KEY DATA: CPI: +0.2%; Over-Year: +2.9%; Less Food and Energy: +0.2%; Over-Year: 2.4%/ Real Hourly Wages (Over-Year): -0.2%; Real Weekly Earnings (Over-Year): +0.1%
IN A NUTSHELL: “Consumer inflation is accelerating faster than wages, limiting household spending power.”
WHAT IT MEANS: With trade issues swirling, Turkey’s currency collapsing and uncertainty about the state of the world economy rising, it would be nice to see some comforting U.S. economic numbers. I am not sure we got that today. The Consumer Price Index rose moderately in July, but it wasn’t the monthly change that really made people take notice, it was the year-over-year gain that is of concern. The rise from July 2017 was the largest since July 2011, right after the surge in energy costs. Energy has rebounded recently as well, but not nearly as much as it did earlier in the decade. Excluding food and energy, the so-called core index, prices were up the fastest in a decade. So, it is hard to say that inflation is now tame.
As usual, the details of the report contained some oddities. Energy prices fell, but oil costs jumped. Gasoline price declines kept the gains down. Transportation prices jumped and shelter costs continue to rise sharply. The surge in home prices is leading the way. In addition, vehicle prices, which had been restraining consumer costs, are now driving them up. On the other hand, there was a large decline in drug costs. Really? I wonder what kind of medicinal drugs they are smoking in Washington (hehe). It looks like restaurants are pushing up prices more slowly than they had been.
With inflation approaching the magic 3% (not that it means a whole lot), consumers are becoming pressured to continue buying more goods.

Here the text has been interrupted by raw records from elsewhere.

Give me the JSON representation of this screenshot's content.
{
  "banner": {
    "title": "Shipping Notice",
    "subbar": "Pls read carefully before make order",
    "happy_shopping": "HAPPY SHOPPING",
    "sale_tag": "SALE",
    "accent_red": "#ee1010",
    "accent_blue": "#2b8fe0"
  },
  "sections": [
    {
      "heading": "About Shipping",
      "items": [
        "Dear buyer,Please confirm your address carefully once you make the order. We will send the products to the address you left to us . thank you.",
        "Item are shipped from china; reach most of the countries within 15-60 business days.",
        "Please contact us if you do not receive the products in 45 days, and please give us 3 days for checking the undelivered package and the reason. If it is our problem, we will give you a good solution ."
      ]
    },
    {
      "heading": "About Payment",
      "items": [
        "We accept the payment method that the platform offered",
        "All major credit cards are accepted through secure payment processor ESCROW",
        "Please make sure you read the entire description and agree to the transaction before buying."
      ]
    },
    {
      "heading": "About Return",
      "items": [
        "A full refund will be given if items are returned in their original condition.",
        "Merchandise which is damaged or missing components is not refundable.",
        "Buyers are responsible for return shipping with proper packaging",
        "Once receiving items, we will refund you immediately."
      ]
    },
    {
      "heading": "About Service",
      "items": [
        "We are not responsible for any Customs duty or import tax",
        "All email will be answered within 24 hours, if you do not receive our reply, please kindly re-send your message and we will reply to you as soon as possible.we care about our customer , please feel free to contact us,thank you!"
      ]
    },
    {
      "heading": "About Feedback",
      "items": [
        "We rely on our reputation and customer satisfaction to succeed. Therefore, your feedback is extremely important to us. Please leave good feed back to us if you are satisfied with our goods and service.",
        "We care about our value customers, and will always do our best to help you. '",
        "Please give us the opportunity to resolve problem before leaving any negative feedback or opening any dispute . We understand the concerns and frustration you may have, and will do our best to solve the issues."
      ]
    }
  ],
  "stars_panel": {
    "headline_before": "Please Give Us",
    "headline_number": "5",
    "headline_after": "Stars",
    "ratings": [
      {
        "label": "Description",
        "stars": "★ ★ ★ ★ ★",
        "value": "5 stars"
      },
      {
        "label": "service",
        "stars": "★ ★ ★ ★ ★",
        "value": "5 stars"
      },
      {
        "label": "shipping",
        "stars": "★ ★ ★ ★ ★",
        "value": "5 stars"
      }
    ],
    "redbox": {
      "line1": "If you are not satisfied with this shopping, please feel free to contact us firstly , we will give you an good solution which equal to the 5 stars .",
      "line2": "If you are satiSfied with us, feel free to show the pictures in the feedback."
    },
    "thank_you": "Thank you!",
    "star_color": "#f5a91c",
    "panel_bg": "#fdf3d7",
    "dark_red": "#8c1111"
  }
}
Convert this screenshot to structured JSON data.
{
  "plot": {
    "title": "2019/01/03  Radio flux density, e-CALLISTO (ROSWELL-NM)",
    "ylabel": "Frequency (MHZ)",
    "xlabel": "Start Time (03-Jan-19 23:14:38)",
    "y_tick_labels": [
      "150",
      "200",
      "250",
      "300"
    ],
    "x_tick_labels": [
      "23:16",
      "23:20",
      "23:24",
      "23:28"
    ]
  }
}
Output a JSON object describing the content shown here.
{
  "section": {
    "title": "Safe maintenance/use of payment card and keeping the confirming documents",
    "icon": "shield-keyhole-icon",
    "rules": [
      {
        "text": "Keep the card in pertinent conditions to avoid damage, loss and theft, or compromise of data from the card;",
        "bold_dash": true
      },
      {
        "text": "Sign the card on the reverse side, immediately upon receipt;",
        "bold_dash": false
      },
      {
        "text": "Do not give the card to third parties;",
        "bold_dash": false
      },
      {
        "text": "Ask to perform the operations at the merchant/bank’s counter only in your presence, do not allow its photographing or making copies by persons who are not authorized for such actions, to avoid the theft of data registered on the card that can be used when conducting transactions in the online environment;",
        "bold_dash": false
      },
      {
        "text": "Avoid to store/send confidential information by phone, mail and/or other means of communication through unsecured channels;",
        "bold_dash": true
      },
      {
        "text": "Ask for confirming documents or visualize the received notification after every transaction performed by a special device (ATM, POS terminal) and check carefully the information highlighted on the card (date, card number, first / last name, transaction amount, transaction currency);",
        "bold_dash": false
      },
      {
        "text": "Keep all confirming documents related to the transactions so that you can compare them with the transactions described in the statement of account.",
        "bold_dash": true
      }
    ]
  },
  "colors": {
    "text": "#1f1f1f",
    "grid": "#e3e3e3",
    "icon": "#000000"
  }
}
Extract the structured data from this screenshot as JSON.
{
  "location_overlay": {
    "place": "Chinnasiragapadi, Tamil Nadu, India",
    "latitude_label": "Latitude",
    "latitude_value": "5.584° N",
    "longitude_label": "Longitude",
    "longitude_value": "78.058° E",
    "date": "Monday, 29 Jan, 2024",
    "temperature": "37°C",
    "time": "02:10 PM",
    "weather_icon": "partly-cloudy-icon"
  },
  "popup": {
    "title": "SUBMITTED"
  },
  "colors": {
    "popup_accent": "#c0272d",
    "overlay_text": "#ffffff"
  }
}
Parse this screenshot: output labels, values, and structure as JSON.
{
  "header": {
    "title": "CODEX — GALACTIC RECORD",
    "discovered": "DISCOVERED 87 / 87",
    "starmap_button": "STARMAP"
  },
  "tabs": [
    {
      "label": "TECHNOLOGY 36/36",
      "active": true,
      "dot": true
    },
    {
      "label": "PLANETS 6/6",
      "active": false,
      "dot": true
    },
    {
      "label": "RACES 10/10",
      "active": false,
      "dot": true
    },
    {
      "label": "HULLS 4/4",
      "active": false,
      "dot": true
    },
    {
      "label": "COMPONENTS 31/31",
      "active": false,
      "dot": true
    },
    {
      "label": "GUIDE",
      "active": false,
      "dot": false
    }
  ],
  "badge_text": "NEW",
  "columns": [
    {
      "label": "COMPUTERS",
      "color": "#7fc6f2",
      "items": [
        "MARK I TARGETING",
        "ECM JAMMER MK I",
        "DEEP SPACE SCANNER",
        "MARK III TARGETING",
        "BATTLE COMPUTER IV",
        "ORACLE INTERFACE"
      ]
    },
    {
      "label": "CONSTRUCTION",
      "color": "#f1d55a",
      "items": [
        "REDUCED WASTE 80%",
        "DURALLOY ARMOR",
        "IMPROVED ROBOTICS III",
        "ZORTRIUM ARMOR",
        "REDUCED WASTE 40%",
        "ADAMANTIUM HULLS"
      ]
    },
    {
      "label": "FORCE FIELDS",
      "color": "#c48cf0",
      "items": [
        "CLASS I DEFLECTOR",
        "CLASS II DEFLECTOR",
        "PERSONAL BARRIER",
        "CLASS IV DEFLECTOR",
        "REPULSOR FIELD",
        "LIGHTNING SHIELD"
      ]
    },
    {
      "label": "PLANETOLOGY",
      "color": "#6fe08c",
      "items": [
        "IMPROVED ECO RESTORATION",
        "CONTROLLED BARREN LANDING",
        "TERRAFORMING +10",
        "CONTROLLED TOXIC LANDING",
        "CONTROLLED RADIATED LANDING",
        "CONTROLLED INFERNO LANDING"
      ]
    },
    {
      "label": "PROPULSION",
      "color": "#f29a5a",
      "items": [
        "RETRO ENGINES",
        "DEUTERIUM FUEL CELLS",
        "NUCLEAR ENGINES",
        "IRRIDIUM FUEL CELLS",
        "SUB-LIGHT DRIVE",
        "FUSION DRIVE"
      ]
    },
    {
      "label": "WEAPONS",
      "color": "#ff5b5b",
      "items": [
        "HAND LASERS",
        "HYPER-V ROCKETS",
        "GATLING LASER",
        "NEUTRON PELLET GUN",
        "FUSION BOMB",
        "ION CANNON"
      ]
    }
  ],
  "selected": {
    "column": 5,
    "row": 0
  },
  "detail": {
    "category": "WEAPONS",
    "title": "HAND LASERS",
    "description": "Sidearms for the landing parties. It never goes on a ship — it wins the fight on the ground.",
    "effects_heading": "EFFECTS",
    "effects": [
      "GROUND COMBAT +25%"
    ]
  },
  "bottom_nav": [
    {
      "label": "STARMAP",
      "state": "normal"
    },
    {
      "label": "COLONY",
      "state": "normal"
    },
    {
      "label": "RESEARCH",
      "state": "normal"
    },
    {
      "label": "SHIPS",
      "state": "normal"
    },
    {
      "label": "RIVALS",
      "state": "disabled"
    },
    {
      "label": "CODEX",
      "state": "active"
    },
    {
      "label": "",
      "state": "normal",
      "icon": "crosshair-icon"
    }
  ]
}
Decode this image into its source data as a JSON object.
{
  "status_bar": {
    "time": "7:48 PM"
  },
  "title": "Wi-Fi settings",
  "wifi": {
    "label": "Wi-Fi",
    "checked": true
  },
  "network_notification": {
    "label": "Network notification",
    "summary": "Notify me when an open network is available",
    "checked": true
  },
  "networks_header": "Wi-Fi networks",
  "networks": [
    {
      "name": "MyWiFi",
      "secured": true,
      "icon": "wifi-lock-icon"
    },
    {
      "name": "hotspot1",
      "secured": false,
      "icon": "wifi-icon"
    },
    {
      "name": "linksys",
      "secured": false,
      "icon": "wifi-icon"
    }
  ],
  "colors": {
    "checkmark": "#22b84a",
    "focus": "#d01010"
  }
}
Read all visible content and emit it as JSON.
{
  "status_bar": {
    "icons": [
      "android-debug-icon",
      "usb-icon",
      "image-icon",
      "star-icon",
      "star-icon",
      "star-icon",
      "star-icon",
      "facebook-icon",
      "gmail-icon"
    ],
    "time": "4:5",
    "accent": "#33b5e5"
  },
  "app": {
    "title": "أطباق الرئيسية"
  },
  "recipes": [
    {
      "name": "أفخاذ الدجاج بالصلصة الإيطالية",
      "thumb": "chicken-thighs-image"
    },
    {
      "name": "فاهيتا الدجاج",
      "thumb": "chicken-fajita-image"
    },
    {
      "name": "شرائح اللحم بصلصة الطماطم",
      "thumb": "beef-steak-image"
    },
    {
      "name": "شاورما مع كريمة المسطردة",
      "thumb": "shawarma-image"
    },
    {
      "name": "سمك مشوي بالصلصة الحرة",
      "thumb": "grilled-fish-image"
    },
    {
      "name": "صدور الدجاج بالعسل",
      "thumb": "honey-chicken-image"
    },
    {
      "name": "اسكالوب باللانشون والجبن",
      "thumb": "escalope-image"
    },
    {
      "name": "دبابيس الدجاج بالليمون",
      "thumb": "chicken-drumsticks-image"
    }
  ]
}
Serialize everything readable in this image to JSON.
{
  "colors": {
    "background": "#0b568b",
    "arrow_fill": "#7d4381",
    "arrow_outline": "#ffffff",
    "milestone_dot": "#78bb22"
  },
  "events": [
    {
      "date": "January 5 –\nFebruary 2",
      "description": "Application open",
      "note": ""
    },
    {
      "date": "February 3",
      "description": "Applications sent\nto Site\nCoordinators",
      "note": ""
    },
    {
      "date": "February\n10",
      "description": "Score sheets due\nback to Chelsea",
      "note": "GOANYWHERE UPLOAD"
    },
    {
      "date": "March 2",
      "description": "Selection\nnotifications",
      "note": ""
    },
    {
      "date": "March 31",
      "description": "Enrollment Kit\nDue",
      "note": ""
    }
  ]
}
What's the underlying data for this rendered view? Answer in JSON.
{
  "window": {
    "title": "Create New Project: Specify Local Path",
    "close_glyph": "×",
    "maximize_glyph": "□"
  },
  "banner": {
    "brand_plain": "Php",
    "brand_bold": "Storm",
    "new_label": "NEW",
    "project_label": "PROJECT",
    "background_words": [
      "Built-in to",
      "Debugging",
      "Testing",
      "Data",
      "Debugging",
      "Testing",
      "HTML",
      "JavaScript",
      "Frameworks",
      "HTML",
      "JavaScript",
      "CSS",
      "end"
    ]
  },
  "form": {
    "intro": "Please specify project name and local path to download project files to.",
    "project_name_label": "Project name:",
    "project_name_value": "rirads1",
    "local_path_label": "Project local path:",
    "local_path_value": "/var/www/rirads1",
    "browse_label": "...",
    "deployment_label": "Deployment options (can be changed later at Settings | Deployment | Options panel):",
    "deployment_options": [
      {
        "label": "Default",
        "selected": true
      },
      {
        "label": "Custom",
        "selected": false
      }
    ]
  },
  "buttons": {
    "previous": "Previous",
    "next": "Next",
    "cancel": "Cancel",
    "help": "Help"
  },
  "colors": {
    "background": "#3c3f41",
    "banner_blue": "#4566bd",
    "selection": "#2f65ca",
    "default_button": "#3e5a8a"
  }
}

Real (inflation-adjusted) wages went nowhere in July and over-the-year, they were down. That is, household purchasing power is declining. Even when you add in rising hours worked, income was up minimally since July 2017.
MARKETS AND FED POLICY IMPLICATIONS: The economy boomed in the spring, fed by rising after-tax income for both businesses and households. And that sugar high should continue for a while. But stronger demand is causing consumer prices to rise faster. While the Consumer Price Index is not the best measure of inflation (the Fed prefers the PCE, the Personal Consumption Expenditure deflator), it is one way of looking at costs. What is worrisome is that the potential inflationary impacts from the tariffs have not had a chance to move through the system. The combination of strong consumer demand, tight labor markets and tariff-induced cost increases points to even higher inflation over the second half of the year. The next reading of the PCE comes out on August 30th. If that index shows faster inflation as well, which I expect, it could lock in not just a rate hike in September but also one in December. As for investors, inflation is just one concern they are trying to deal with. Turkey’s currency implosion and its potential impact on European banks is another. And there continues to be a slow but steady ramping up of the trade skirmishes, especially with China. So the best thing to say is that uncertainty is likely to reign for quite some time and that means we are in for some bumpy days ahead.